With new private label personal care lines debuting in Whole Foods Markets and Earth Fare stores, the idea of store-brand, natural or organic cosmetics and creams doesn't seem so farfetched anymore. After all, private label supplements and grocery items have been staples on natural food store shelves for years. Why not extend that marketing strategy to your personal care aisles as well?
We quizzed two natural personal care product formulators who specialize in private labels for small manufacturers, spas, salons and healthcare providers. While they rarely produce products for natural foods retailers, they agree it can be done—but there are pros and cons to building and maintaining a personal care store brand. Here's what Paul Lieber, CEO of Royal Labs Natural Cosmetics in Johns Island, S.C., and Sherion Stevens, president of Dallas-based Golden Butterfly, say you should know before taking the private label plunge.
Don't sacrifice quality
"In the olden days, people thought if they bought a private label brand it would be cheaper or inferior, but now that's not the case," Lieber says. That's particularly true among natural personal care formulators. Although there are fewer than a dozen U.S. companies that specialize in natural and organic cosmetic private labels, standards are generally strict and quality is high. Golden Butterfly's night cream, for example, contains only sweet almond, avocado, grapeseed, vitamin E, jojoba, rosehip seed, evening primrose and rose absolute oils; extracts of aloe vera, grapefruit seed and witch hazel; purified water; and nine essential oils. Royal Labs doesn't use harsh surfactants such as sodium lauryl sulfate, petrochemical ingredients or paraben preservatives.
Natural personal care private label companies are divided into two categories: those that will design a custom blend solely for your store and those that formulate standard blends you can put your own label on. Lieber, whose company specializes in custom blends, says that frankly, "Most natural foods stores aren't big enough for [custom] private label." Royal Labs is formulating the new personal care line for Asheville, N.C.-based Earth Fare, and Lieber believes the 15-store chain is "right on the cusp," size wise, for custom-designed products.
The reason?
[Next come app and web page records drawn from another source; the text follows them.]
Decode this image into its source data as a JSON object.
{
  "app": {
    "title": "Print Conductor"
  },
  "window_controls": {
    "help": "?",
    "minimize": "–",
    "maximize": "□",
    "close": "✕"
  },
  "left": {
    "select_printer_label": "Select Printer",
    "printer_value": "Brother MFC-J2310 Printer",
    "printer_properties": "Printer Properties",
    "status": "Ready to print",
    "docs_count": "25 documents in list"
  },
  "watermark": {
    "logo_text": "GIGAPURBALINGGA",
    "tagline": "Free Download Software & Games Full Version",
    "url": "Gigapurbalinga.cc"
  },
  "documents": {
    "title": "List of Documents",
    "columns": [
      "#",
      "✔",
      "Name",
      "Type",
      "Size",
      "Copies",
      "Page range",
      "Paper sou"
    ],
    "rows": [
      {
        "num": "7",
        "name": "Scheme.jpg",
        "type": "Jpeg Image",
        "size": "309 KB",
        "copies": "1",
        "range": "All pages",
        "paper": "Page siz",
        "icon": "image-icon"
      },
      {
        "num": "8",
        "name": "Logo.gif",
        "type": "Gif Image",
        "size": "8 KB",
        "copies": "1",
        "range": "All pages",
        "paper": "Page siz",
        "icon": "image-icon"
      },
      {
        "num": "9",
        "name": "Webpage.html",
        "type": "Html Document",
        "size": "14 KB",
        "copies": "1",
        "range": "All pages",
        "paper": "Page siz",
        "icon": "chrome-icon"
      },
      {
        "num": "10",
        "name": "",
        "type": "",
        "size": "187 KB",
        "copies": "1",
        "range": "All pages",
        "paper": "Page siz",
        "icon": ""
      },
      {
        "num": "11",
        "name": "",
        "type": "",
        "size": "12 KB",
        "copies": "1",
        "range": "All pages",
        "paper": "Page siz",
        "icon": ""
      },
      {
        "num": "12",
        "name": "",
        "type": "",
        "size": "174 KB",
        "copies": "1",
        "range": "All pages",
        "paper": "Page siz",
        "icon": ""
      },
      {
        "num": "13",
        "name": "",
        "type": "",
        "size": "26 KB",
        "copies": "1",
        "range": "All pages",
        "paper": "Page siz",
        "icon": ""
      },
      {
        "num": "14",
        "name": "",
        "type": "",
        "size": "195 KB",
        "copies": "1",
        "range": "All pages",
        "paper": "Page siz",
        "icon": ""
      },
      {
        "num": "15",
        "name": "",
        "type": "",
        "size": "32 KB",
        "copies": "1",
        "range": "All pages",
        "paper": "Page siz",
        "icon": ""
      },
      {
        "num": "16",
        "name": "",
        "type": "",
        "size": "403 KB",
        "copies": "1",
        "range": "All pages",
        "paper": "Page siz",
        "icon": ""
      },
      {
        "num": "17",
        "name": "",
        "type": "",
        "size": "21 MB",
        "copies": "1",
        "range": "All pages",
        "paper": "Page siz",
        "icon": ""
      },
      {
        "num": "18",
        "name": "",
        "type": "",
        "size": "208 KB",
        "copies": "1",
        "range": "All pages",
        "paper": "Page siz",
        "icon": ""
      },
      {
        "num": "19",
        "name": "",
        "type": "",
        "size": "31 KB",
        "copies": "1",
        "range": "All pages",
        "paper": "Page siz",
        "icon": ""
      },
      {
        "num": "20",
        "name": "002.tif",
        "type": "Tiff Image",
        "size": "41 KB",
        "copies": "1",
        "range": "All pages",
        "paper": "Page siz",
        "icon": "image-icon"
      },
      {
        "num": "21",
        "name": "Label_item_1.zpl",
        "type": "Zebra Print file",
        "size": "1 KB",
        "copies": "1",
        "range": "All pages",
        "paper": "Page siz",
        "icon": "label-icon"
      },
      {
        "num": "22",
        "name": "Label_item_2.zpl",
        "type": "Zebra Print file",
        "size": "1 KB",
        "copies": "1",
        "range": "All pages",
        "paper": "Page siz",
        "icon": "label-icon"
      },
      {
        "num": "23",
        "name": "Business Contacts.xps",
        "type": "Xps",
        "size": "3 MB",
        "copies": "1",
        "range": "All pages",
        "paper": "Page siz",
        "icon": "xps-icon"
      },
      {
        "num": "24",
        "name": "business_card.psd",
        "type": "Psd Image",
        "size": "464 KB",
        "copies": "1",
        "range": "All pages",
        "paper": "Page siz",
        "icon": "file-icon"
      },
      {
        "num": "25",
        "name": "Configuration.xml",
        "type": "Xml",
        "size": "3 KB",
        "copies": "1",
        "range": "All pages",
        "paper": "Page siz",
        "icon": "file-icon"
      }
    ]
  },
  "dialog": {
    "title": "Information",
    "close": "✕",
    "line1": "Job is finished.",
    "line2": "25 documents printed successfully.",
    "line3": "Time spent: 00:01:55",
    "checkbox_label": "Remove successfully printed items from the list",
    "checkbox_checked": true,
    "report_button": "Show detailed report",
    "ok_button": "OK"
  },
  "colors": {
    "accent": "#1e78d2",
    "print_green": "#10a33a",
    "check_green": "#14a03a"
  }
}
Minimum-order requirements. Royal Labs' minimums are between 2,500 and 5,000 units per product. "One store would have to buy 2,500 grapefruit lotions at once. It would be rotten by the time they sold all of it," Lieber says. And that isn't the only expense. Royal Labs also charges up-front fees of about $1,000 for formulation and $1,500 for testing per product, Lieber says. In addition, customers need to supply their own packaging.
If you're willing to buy a standard formulation, minimums are much smaller. Golden Butterfly's smallest order requirement is 12 units, or $300, Stevens says. There is a little customization allowed—adding scent to an unscented lotion, for example—but otherwise buyers need to stick with the existing formulas used in Golden Butterfly's line of skin, hair, body and bath products. The company also provides containers, but customers need to supply their own labels. "There are lots of companies online that will make labels for you for not very much money," Stevens says.
Can your customers afford it?
Private labels save stores money by cutting out the middlemen, thus increasing profit margins. They can also promote store loyalty. If a customer likes your private label shampoo, she'll need to come back to your store to buy more rather than going to one of your competitors. And while she's there, chances are she'll pick up some groceries or supplements as well.
But although private label products may be cost-effective for you, they might not be such a bargain for your shoppers. Some private label formulations wholesale for prices your customers are used to paying retail. For instance, an 8-ounce bottle of Golden Butterfly's shampoo wholesales for $7.20. The night cream is $19.20 for 1.5 ounces, facial cleanser is $7.20 for 8 ounces and antioxidant lotion is $8.70 for 8 ounces.
But there is a more cost-effective option: buying in bulk. Golden Butterfly sells gallon containers of many of its products for substantially less—$60 for a gallon of shampoo or facial cleanser, for example. You could bottle your own private label line or make the gallon containers part of a fill-it-yourself house brand.
The final factor to consider when contemplating private label personal care is how much time and money you have to maintain and market the line. A private label line can require a lot of service. "You have to think about when you're going to change the packaging or the formulations and how you're going to promote it, and someone needs to be in charge of ordering it," Lieber says. "In some cases, it's just one more thing to worry about besides keeping your store shelves full."
Vicky Uhland is a Lafayette, Colo.-based freelance writer and editor.
Natural Foods Merchandiser volume XXIX/number 12/p. 1,10,12